┌────────
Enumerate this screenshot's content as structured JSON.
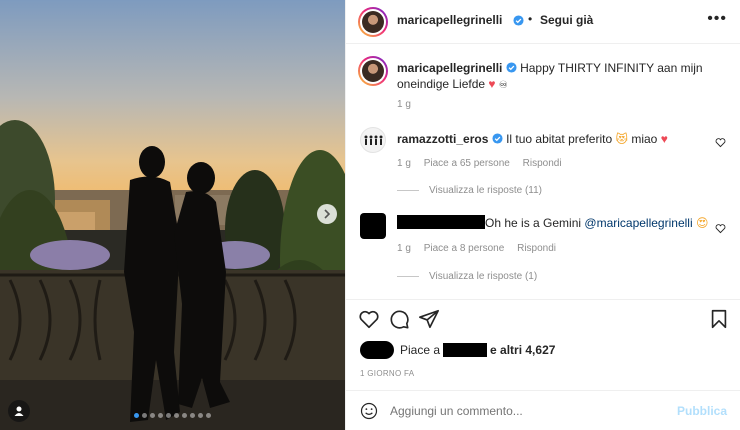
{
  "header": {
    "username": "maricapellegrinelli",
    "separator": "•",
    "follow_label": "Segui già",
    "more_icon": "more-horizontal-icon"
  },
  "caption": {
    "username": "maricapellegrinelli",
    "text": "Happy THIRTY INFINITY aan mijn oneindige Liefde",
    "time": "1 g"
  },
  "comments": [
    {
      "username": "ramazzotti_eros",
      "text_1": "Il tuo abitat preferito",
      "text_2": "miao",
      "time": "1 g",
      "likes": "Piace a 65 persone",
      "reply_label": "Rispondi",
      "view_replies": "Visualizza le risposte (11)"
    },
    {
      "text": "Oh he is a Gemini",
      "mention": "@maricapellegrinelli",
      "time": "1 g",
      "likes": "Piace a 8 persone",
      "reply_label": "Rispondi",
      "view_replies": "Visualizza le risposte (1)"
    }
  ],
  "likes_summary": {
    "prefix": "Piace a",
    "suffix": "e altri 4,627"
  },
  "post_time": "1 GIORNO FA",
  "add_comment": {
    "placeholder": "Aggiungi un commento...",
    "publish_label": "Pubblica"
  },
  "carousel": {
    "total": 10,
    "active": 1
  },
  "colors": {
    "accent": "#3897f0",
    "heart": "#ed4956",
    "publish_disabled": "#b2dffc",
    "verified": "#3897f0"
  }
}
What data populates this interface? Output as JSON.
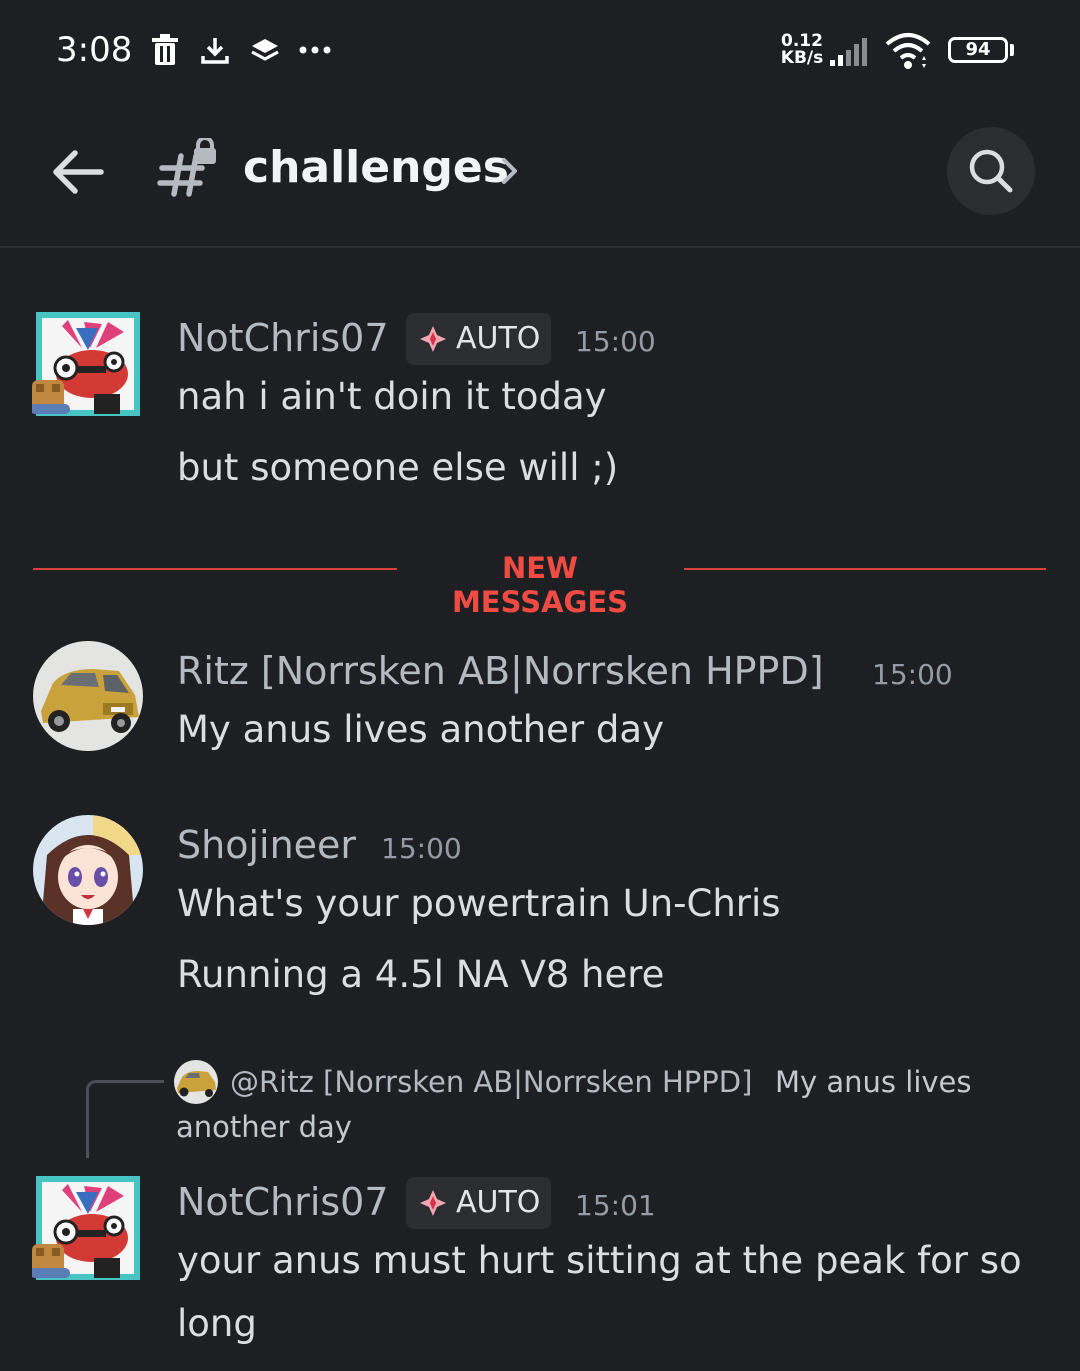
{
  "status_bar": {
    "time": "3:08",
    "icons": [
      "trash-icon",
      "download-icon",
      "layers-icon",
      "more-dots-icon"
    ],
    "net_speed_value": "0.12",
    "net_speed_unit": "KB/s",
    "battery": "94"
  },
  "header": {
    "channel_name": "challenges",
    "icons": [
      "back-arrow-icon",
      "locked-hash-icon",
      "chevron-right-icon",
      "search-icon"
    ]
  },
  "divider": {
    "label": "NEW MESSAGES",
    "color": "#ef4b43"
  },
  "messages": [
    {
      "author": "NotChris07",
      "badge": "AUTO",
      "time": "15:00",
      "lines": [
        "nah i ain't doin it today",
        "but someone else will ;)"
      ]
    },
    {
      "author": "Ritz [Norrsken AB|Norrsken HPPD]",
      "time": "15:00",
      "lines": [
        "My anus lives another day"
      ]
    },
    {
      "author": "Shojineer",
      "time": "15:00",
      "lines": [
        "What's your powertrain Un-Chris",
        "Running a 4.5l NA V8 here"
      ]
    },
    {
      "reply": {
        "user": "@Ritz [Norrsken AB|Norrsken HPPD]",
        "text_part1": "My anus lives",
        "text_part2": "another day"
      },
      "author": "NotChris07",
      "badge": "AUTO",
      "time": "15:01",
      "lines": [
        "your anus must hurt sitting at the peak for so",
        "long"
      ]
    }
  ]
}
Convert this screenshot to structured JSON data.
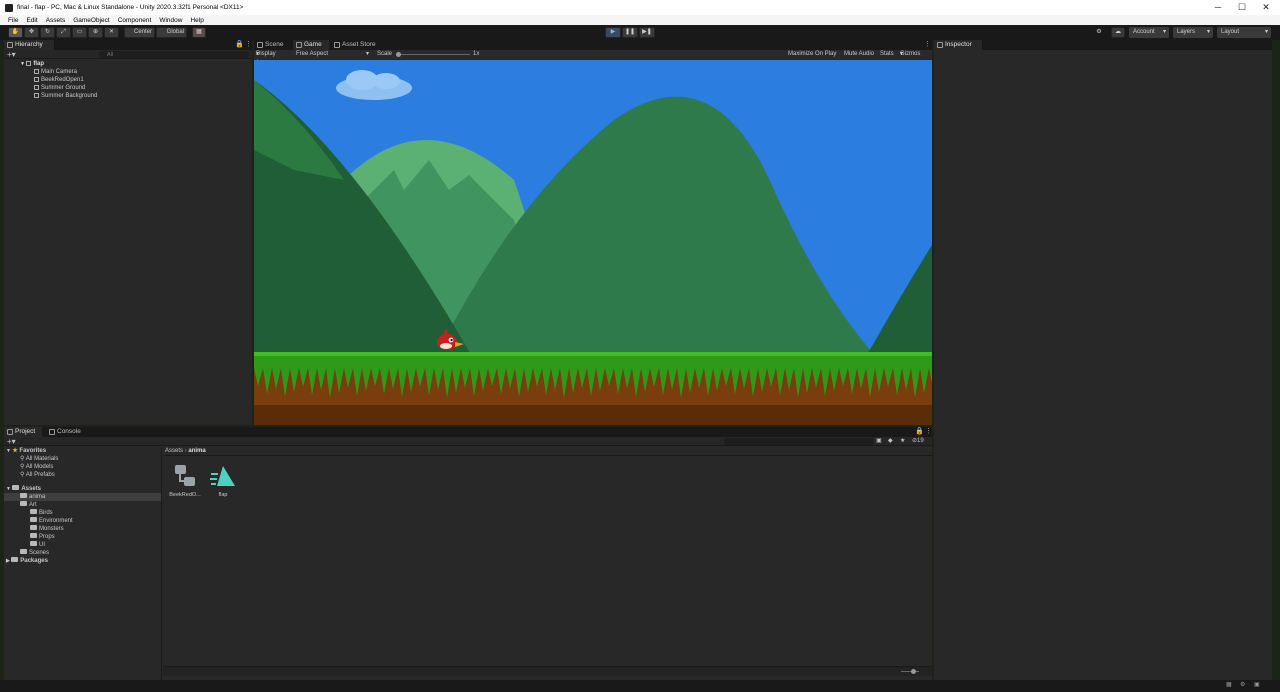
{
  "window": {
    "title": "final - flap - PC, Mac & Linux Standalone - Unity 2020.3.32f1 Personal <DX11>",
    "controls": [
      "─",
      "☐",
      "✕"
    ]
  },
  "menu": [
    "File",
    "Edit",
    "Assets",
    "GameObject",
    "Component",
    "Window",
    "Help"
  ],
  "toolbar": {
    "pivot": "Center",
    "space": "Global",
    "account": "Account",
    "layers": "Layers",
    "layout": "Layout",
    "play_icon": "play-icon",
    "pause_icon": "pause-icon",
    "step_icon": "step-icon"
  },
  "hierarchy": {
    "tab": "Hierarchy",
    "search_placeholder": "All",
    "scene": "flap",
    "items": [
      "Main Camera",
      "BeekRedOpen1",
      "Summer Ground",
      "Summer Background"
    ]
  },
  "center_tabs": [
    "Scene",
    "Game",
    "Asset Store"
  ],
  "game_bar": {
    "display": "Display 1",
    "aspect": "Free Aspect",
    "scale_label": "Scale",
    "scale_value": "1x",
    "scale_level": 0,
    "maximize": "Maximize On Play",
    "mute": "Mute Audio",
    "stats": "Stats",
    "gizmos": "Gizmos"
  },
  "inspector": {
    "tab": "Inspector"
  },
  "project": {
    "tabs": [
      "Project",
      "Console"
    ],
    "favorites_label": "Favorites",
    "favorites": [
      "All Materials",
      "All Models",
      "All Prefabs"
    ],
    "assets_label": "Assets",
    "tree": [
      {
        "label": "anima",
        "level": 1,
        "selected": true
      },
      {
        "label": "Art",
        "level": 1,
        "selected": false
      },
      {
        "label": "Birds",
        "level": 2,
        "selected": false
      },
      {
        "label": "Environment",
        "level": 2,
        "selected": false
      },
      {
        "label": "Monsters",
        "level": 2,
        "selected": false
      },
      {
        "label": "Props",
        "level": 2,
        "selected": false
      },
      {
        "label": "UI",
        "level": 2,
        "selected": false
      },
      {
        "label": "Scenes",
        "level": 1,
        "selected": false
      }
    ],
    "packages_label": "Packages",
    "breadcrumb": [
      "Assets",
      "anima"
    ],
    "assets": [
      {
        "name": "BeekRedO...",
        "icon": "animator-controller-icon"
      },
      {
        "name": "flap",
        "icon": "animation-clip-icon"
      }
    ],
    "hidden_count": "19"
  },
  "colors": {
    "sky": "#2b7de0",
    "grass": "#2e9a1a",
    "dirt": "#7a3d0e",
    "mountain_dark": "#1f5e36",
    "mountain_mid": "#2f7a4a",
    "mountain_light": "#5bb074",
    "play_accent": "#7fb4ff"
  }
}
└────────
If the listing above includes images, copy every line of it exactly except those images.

Enumerate this screenshot's content as structured JSON.
{
  "header": {
    "username": "maricapellegrinelli",
    "separator": "•",
    "follow_label": "Segui già",
    "more_icon": "more-horizontal-icon"
  },
  "caption": {
    "username": "maricapellegrinelli",
    "text": "Happy THIRTY INFINITY aan mijn oneindige Liefde",
    "time": "1 g"
  },
  "comments": [
    {
      "username": "ramazzotti_eros",
      "text_1": "Il tuo abitat preferito",
      "text_2": "miao",
      "time": "1 g",
      "likes": "Piace a 65 persone",
      "reply_label": "Rispondi",
      "view_replies": "Visualizza le risposte (11)"
    },
    {
      "text": "Oh he is a Gemini",
      "mention": "@maricapellegrinelli",
      "time": "1 g",
      "likes": "Piace a 8 persone",
      "reply_label": "Rispondi",
      "view_replies": "Visualizza le risposte (1)"
    }
  ],
  "likes_summary": {
    "prefix": "Piace a",
    "suffix": "e altri 4,627"
  },
  "post_time": "1 GIORNO FA",
  "add_comment": {
    "placeholder": "Aggiungi un commento...",
    "publish_label": "Pubblica"
  },
  "carousel": {
    "total": 10,
    "active": 1
  },
  "colors": {
    "accent": "#3897f0",
    "heart": "#ed4956",
    "publish_disabled": "#b2dffc",
    "verified": "#3897f0"
  }
}
What data populates this interface? Output as JSON.
{
  "status_bar": {
    "time": "3:08",
    "icons": [
      "trash-icon",
      "download-icon",
      "layers-icon",
      "more-dots-icon"
    ],
    "net_speed_value": "0.12",
    "net_speed_unit": "KB/s",
    "battery": "94"
  },
  "header": {
    "channel_name": "challenges",
    "icons": [
      "back-arrow-icon",
      "locked-hash-icon",
      "chevron-right-icon",
      "search-icon"
    ]
  },
  "divider": {
    "label": "NEW MESSAGES",
    "color": "#ef4b43"
  },
  "messages": [
    {
      "author": "NotChris07",
      "badge": "AUTO",
      "time": "15:00",
      "lines": [
        "nah i ain't doin it today",
        "but someone else will ;)"
      ]
    },
    {
      "author": "Ritz [Norrsken AB|Norrsken HPPD]",
      "time": "15:00",
      "lines": [
        "My anus lives another day"
      ]
    },
    {
      "author": "Shojineer",
      "time": "15:00",
      "lines": [
        "What's your powertrain Un-Chris",
        "Running a 4.5l NA V8 here"
      ]
    },
    {
      "reply": {
        "user": "@Ritz [Norrsken AB|Norrsken HPPD]",
        "text_part1": "My anus lives",
        "text_part2": "another day"
      },
      "author": "NotChris07",
      "badge": "AUTO",
      "time": "15:01",
      "lines": [
        "your anus must hurt sitting at the peak for so",
        "long"
      ]
    }
  ]
}
Convert this screenshot to structured JSON data.
{
  "window": {
    "title": "final - flap - PC, Mac & Linux Standalone - Unity 2020.3.32f1 Personal <DX11>",
    "controls": [
      "─",
      "☐",
      "✕"
    ]
  },
  "menu": [
    "File",
    "Edit",
    "Assets",
    "GameObject",
    "Component",
    "Window",
    "Help"
  ],
  "toolbar": {
    "pivot": "Center",
    "space": "Global",
    "account": "Account",
    "layers": "Layers",
    "layout": "Layout",
    "play_icon": "play-icon",
    "pause_icon": "pause-icon",
    "step_icon": "step-icon"
  },
  "hierarchy": {
    "tab": "Hierarchy",
    "search_placeholder": "All",
    "scene": "flap",
    "items": [
      "Main Camera",
      "BeekRedOpen1",
      "Summer Ground",
      "Summer Background"
    ]
  },
  "center_tabs": [
    "Scene",
    "Game",
    "Asset Store"
  ],
  "game_bar": {
    "display": "Display 1",
    "aspect": "Free Aspect",
    "scale_label": "Scale",
    "scale_value": "1x",
    "scale_level": 0,
    "maximize": "Maximize On Play",
    "mute": "Mute Audio",
    "stats": "Stats",
    "gizmos": "Gizmos"
  },
  "inspector": {
    "tab": "Inspector"
  },
  "project": {
    "tabs": [
      "Project",
      "Console"
    ],
    "favorites_label": "Favorites",
    "favorites": [
      "All Materials",
      "All Models",
      "All Prefabs"
    ],
    "assets_label": "Assets",
    "tree": [
      {
        "label": "anima",
        "level": 1,
        "selected": true
      },
      {
        "label": "Art",
        "level": 1,
        "selected": false
      },
      {
        "label": "Birds",
        "level": 2,
        "selected": false
      },
      {
        "label": "Environment",
        "level": 2,
        "selected": false
      },
      {
        "label": "Monsters",
        "level": 2,
        "selected": false
      },
      {
        "label": "Props",
        "level": 2,
        "selected": false
      },
      {
        "label": "UI",
        "level": 2,
        "selected": false
      },
      {
        "label": "Scenes",
        "level": 1,
        "selected": false
      }
    ],
    "packages_label": "Packages",
    "breadcrumb": [
      "Assets",
      "anima"
    ],
    "assets": [
      {
        "name": "BeekRedO...",
        "icon": "animator-controller-icon"
      },
      {
        "name": "flap",
        "icon": "animation-clip-icon"
      }
    ],
    "hidden_count": "19"
  },
  "colors": {
    "sky": "#2b7de0",
    "grass": "#2e9a1a",
    "dirt": "#7a3d0e",
    "mountain_dark": "#1f5e36",
    "mountain_mid": "#2f7a4a",
    "mountain_light": "#5bb074",
    "play_accent": "#7fb4ff"
  }
}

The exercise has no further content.